The MC was a dry-humor English guy and he sang Happy Birthday to people when they came out of the bathroom (because it really was the first lady’s birthday; “happy birthday to Sue, she is in the loo”). There was an entire round with questions related to lions.

Things we knew or guessed:
How long is elephant gestation? (I don’t know why I had this stored in my brain)
What was Beethoven’s disability?
Who designed St. Peter’s in Rome?
Who flew too close to the sun?
Year the US civil war began (no other table got it right!)
How many times Armagh won the All Ireland senior championships (I don’t remember now if it was about hurling or football, but we guessed the number, except I think David was reading lips at another table)
Largest cell in a human body
A LOT of questions about songs, from Bonnie Tyler to Tony Bennett to Phantom of the Opera to Eurovision

Things we got wrong:
Neil Diamond being the writer of a Monkees song (I put down Mickey Dolenz but actually had second thoughts about Neil thanks to my brother)
What team some famous soccer player played for (I crossed out Man United but it was right)
What town Gilbert O’Sullivan is from
Most of the names of streets associated with pictures of buildings in Kinsale
What year the Republic of Ireland became the republic (they multiple choiced it, so I guess not everyone here knows?)
Bono’s real name

The big prize was a hamper, which is what they call a prize basket, but it always makes me think of dirty laundry. We even get a Christmas hamper at work with a turkey AND a ham voucher. I’m curious what the mentioned vegetarian option is… and why they mailed a company-headed letter to everyone’s home to ask which butchers they want to use instead of just asking us at work!

“Why did I need coffee now?”

So most of you will be familiar with this, but I’m guessing some of my relatives are out of the loop. Time to catch up!

First watch this clip, Witness describes robbery attempt, from the news in Kansas. She’s a character.

…Which means someone autotuned it and it went viral. Now time to watch the hilarious musical version! (Ignore the stupid stuff at the very end.)

I don’t know why it makes me laugh so much. But is she better than the Bed Intruder?

NaBloPoMo participants: cool prize offer here!

Málaga, Chicagoans eating veg

ongoing account of May trip to Spain

Concerned that I might not translate something properly and end up with a plate full of dead animals, and being someone who gets a huge kick out of vegetarian restaurants, I checked online before I left for possible dining options. What a great move–the food afforded me a chance to try new dishes without the worry of my bad Spanish questions getting in the way. I started with sangria and just ordered whatever else sounded interesting!

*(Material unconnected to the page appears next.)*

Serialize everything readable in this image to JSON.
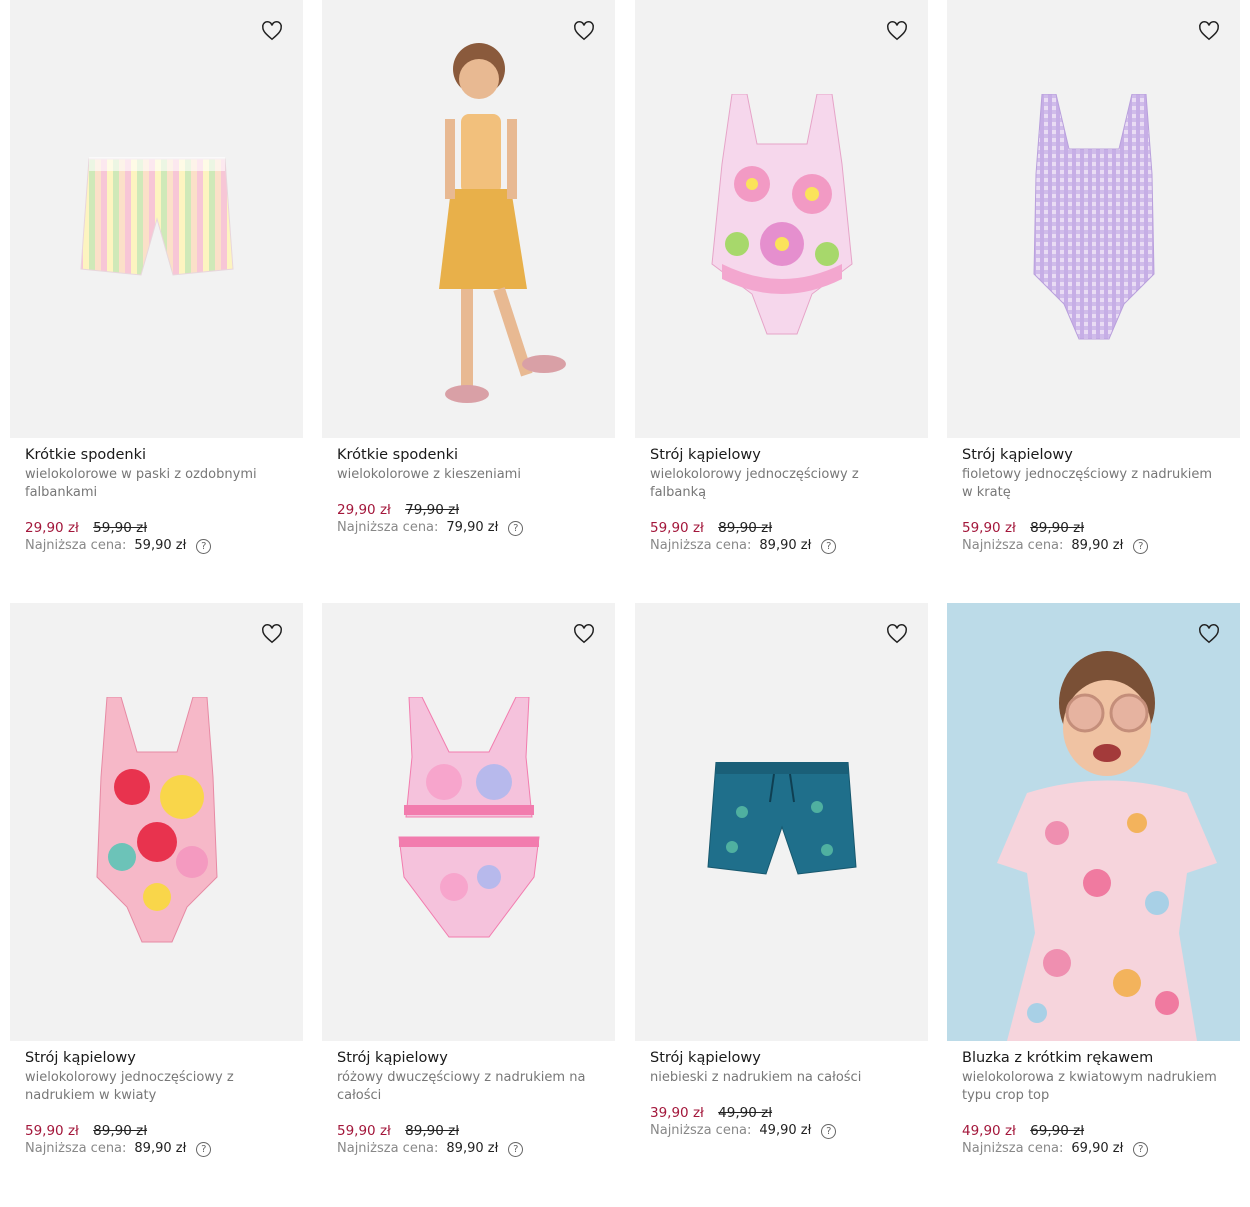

Some American women at the next table seemed to be having trouble describing a dish to the server, so I tried to help with my phrase book. Pretty soon they had invited me to dine with them and we had a lovely late dinner discussing what brought us to that part of the world. They were from Chicago and were in Spain to manage some property left by a relative who had died. I don’t remember their names, but I think the mother had grown up in Europe somewhere (Poland?) and had an accent, and the daughter was an artist. They were at the vegetarian restaurant because they had been ill from the food in Spain and had even been in the hospital, and a doctor had recommended they not eat animal products for awhile to see if they’d recover more comfortably.

It’s not like me to hang out with strangers, but it was fun to do it this time. We also managed to mingle with some locals on the way back to our hotels. They were having a celebration to raise money for their Semana Santa thrones/floats (more on that in a later post), and now I think I’m in a whole lot of other people’s pictures!

The bats or birds were plentiful above the cathedral on the way back to our rooms.